#### [Recorded data]

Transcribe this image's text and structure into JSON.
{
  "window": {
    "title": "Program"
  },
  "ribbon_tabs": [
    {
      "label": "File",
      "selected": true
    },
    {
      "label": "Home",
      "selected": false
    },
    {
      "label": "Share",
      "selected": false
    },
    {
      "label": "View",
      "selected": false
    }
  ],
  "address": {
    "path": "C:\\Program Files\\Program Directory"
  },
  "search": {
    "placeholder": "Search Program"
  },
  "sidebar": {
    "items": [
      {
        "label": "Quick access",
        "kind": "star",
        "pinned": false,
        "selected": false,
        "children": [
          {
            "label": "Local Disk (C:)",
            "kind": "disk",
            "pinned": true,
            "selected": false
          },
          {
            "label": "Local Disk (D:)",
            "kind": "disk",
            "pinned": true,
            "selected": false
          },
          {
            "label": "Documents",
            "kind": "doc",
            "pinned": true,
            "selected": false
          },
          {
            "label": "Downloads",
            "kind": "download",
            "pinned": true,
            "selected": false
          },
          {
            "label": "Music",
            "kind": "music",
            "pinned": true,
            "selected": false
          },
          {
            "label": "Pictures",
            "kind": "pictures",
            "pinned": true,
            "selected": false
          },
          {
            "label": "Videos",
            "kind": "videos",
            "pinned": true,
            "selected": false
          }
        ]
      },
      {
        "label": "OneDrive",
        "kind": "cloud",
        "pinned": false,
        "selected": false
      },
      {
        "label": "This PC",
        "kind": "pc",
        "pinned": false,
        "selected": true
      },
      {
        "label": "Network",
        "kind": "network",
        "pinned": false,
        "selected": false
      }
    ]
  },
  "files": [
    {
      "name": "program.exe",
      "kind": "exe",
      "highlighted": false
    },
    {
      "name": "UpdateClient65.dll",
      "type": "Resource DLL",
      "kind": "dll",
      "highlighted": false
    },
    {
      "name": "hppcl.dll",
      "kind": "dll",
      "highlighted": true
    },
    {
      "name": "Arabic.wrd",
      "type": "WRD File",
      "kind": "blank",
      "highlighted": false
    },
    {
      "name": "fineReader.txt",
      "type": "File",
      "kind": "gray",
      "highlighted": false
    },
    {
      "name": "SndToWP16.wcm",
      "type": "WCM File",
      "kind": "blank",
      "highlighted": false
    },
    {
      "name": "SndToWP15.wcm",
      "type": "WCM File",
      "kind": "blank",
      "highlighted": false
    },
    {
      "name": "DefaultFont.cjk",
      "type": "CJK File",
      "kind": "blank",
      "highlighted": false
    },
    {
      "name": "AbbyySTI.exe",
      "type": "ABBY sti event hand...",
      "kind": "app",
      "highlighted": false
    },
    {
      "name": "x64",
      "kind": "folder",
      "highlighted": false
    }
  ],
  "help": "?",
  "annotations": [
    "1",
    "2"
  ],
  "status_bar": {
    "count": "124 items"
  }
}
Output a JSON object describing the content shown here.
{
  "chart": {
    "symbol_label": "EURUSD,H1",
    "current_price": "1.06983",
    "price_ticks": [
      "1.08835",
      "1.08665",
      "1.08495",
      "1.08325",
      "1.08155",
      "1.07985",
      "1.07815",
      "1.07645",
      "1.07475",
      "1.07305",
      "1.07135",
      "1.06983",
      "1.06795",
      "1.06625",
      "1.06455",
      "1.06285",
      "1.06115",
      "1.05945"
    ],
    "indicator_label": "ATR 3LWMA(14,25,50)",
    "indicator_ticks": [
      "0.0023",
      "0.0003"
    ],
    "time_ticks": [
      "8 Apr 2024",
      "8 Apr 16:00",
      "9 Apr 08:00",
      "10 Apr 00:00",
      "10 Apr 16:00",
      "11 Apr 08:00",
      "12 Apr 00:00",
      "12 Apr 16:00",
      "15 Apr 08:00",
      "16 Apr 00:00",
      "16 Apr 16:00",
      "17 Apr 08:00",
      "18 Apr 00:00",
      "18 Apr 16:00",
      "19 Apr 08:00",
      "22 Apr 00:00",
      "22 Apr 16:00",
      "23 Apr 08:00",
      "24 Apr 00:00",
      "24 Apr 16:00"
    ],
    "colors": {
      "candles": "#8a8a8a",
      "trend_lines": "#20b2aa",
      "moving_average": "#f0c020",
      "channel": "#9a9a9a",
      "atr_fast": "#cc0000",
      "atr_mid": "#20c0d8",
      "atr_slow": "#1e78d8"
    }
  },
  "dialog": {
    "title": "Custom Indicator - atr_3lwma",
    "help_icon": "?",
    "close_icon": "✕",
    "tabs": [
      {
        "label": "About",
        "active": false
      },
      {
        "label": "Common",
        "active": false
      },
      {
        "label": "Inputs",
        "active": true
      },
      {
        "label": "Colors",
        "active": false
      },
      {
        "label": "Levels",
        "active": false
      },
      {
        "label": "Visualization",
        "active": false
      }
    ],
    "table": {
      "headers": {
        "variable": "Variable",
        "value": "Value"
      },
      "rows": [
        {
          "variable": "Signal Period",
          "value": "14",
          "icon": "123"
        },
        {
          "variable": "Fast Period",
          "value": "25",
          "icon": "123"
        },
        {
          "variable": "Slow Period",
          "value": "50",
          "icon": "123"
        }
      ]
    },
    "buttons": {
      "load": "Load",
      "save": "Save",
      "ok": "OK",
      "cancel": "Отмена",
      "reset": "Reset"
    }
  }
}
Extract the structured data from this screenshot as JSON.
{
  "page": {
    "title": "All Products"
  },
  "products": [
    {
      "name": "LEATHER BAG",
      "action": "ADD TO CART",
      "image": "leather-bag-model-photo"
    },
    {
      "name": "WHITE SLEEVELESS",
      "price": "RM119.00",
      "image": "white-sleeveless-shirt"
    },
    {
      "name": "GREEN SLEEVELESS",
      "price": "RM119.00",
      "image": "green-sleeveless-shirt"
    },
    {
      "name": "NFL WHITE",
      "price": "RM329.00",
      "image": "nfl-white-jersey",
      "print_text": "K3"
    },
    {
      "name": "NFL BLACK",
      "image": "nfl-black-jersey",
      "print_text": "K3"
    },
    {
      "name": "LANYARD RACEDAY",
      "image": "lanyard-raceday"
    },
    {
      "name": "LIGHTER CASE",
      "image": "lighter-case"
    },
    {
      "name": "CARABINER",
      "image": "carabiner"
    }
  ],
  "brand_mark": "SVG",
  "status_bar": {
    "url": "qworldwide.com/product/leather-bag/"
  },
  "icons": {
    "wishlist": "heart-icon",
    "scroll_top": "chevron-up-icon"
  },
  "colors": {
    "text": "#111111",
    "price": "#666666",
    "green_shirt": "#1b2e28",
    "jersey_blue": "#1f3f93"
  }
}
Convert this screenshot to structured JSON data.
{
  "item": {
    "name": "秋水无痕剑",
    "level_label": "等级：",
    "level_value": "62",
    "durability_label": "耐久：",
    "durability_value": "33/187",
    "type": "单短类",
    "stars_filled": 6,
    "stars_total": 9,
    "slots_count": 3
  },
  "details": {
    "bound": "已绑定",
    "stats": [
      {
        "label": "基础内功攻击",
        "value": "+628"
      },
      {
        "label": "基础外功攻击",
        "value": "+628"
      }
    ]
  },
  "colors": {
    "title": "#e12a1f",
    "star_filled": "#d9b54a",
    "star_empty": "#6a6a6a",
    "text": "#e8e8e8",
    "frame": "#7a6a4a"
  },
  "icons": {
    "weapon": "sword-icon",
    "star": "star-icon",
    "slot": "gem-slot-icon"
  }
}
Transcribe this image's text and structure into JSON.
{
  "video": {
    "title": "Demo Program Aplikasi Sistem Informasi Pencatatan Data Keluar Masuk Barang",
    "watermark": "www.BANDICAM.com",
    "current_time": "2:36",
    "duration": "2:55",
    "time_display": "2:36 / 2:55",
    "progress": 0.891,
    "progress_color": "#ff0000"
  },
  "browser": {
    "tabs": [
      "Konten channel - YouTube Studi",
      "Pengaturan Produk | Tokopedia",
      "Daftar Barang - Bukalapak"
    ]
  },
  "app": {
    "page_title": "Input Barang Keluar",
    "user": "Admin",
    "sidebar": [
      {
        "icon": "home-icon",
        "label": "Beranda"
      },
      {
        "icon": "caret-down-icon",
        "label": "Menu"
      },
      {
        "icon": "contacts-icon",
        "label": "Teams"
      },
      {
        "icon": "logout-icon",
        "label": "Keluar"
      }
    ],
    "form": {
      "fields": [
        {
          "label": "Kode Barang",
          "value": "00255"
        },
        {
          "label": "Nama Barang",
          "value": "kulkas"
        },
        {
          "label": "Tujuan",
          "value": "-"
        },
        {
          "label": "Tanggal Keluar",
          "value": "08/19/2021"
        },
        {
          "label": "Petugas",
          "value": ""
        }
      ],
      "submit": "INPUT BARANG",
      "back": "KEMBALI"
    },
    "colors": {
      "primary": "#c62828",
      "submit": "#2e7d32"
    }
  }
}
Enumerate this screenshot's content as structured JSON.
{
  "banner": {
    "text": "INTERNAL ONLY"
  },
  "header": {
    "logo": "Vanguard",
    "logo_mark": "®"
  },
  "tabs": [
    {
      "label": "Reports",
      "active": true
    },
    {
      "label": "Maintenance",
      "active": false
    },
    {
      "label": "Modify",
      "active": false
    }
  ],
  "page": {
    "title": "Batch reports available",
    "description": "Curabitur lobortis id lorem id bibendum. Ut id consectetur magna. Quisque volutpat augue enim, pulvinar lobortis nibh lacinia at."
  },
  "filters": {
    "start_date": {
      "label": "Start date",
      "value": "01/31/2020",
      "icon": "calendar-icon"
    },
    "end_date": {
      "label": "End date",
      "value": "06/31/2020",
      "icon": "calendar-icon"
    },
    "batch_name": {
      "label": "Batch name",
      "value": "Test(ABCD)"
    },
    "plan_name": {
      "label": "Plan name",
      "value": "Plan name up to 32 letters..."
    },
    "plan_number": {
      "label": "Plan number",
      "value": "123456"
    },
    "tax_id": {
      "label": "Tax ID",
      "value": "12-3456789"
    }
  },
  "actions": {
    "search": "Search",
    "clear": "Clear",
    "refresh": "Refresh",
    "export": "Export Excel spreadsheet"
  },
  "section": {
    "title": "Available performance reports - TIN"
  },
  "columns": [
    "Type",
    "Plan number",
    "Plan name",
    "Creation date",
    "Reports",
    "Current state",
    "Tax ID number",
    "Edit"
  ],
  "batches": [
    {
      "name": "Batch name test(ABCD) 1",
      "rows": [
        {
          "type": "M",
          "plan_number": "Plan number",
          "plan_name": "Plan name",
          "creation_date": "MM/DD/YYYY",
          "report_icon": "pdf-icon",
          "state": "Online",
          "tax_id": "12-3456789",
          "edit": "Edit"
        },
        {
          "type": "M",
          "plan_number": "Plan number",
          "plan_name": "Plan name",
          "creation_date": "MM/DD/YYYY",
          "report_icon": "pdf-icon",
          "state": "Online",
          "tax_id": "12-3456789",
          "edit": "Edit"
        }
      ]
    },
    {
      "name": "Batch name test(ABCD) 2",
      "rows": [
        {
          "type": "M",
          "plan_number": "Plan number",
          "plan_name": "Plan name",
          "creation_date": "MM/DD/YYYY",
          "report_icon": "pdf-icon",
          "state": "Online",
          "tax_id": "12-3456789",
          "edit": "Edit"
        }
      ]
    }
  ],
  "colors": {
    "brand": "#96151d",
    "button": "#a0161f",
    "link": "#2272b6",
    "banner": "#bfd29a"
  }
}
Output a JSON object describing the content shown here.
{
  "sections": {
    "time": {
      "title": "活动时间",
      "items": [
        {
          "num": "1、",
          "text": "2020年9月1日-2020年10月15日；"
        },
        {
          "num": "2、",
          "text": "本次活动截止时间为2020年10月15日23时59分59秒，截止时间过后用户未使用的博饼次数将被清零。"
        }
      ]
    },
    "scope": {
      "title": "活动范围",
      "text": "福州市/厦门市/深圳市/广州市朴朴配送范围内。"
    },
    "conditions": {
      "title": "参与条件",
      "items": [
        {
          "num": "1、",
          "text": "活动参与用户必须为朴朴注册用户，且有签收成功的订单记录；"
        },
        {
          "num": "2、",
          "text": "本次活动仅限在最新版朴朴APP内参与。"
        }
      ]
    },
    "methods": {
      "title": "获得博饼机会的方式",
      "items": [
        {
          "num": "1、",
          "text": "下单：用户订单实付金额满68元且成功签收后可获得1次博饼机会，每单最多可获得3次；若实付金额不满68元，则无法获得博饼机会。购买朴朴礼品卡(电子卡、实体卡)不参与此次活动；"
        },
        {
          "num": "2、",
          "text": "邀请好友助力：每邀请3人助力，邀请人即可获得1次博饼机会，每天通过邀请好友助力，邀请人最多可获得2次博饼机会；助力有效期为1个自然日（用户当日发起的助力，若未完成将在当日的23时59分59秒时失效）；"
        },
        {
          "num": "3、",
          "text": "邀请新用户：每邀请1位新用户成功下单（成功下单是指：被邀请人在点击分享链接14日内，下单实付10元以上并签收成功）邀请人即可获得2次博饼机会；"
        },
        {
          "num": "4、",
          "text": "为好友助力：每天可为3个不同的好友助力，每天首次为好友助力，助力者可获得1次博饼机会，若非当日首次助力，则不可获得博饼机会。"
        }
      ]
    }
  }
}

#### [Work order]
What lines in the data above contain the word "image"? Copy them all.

#### [Expected answer]
Transcribe this image's text and structure into JSON.
      "image": "leather-bag-model-photo"
      "image": "white-sleeveless-shirt"
      "image": "green-sleeveless-shirt"
      "image": "nfl-white-jersey",
      "image": "nfl-black-jersey",
      "image": "lanyard-raceday"
      "image": "lighter-case"
      "image": "carabiner"
Transcribe this image's text and structure into JSON.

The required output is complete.